-- EXTRACTED MATERIAL follows --

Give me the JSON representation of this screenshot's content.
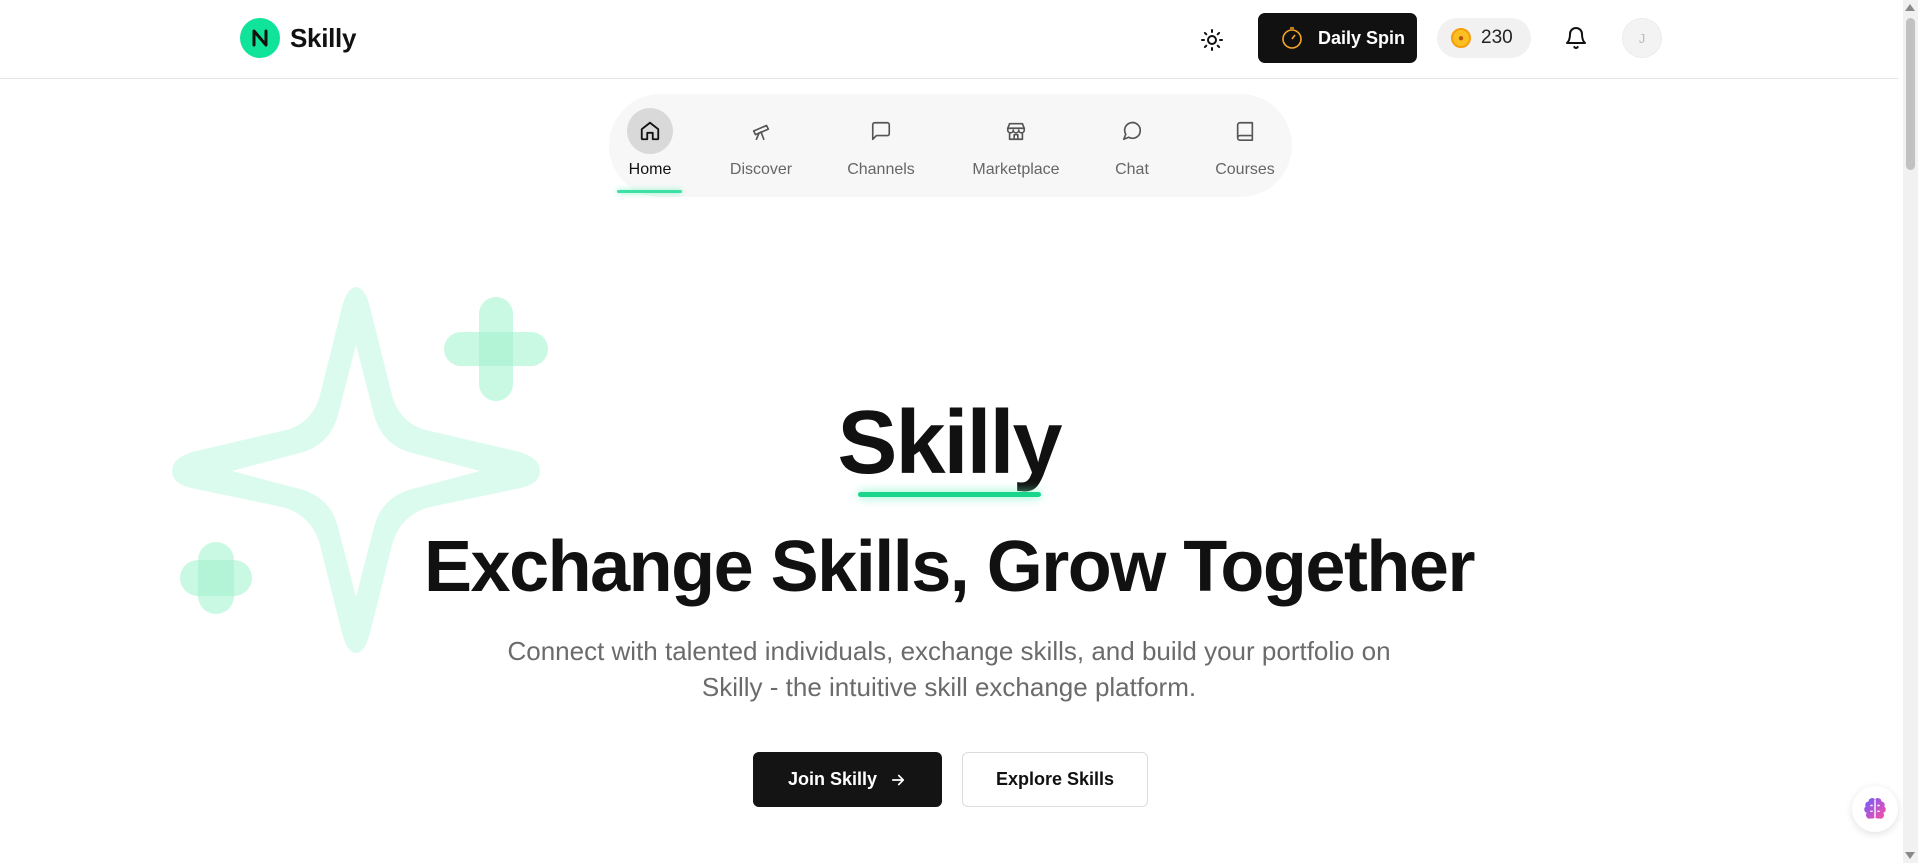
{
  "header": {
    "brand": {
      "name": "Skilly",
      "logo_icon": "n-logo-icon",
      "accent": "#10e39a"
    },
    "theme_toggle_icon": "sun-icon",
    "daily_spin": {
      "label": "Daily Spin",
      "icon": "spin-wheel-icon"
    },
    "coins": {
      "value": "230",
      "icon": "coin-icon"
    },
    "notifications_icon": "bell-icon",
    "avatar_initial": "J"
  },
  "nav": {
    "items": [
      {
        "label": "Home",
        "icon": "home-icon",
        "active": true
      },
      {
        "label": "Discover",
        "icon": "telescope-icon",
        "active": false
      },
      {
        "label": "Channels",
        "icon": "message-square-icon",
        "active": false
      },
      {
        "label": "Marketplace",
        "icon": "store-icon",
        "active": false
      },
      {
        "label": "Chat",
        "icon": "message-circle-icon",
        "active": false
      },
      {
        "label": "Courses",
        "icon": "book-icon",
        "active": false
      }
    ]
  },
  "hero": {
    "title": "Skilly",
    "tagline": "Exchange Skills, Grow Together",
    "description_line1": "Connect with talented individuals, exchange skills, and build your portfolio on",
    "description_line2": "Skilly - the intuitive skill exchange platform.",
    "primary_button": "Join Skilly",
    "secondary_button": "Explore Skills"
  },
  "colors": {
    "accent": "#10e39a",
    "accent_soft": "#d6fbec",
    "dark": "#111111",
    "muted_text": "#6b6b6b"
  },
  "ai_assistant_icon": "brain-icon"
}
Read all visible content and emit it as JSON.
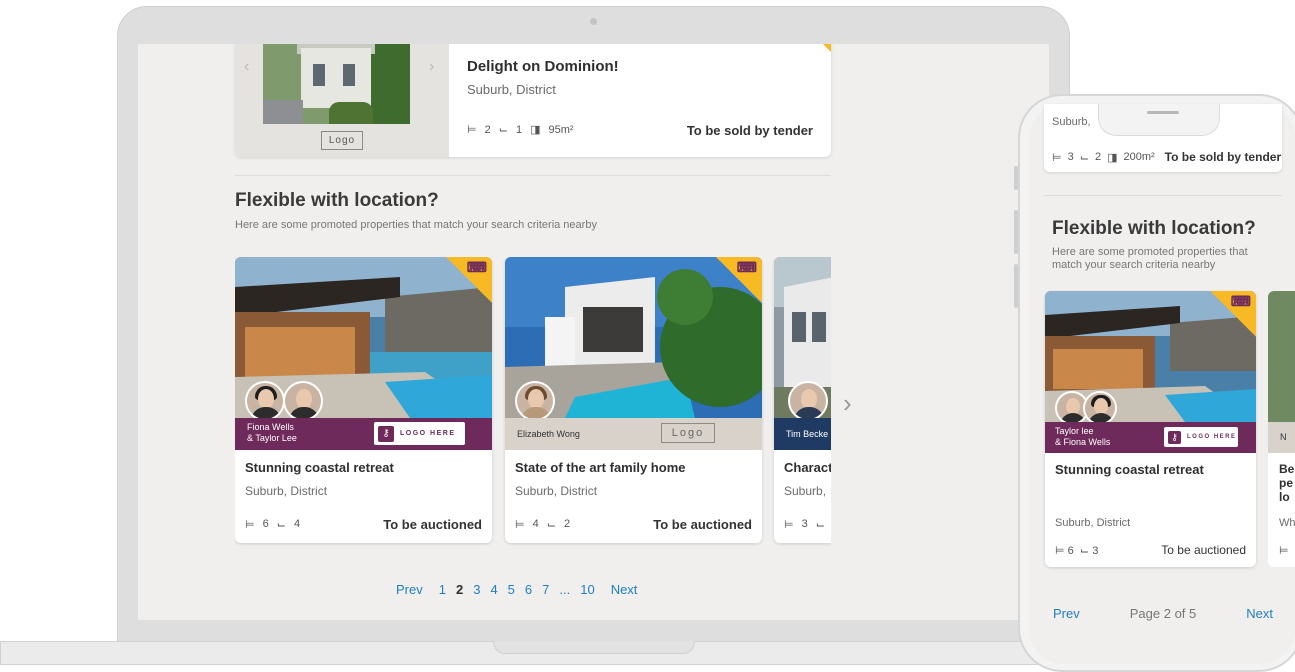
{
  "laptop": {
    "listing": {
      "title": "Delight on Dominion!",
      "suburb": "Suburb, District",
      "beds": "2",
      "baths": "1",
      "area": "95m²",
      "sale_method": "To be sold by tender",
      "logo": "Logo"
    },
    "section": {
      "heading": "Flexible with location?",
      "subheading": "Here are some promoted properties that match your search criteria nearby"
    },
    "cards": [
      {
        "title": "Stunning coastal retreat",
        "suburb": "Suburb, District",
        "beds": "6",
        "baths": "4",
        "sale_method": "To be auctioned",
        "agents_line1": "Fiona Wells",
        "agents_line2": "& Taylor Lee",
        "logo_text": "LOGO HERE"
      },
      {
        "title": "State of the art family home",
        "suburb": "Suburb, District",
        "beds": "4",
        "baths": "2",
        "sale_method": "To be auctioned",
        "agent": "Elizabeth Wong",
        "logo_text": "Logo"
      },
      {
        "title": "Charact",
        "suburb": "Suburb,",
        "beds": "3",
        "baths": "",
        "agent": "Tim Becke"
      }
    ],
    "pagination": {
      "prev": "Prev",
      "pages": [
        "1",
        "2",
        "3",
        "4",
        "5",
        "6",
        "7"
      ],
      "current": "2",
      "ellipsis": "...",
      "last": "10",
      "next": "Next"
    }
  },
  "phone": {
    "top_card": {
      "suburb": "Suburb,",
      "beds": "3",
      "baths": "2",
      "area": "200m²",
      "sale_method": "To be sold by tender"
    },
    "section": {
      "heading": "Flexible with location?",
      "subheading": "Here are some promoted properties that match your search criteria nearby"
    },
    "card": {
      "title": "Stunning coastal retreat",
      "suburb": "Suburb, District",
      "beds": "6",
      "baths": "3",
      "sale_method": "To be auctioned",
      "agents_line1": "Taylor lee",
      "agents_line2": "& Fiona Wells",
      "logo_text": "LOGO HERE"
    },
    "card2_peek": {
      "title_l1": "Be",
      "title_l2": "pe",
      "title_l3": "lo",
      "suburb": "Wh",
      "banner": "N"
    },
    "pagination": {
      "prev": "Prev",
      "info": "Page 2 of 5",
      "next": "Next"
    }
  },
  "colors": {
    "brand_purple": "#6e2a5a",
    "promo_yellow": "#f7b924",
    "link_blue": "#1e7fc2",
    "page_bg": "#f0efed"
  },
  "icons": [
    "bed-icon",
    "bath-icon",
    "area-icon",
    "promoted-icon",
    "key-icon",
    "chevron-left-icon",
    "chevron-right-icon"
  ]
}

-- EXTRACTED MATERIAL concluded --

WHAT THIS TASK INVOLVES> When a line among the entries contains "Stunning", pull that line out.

OUTPUT FOR THIS EXERCISE>
        "title": "Stunning coastal retreat",
      "title": "Stunning coastal retreat",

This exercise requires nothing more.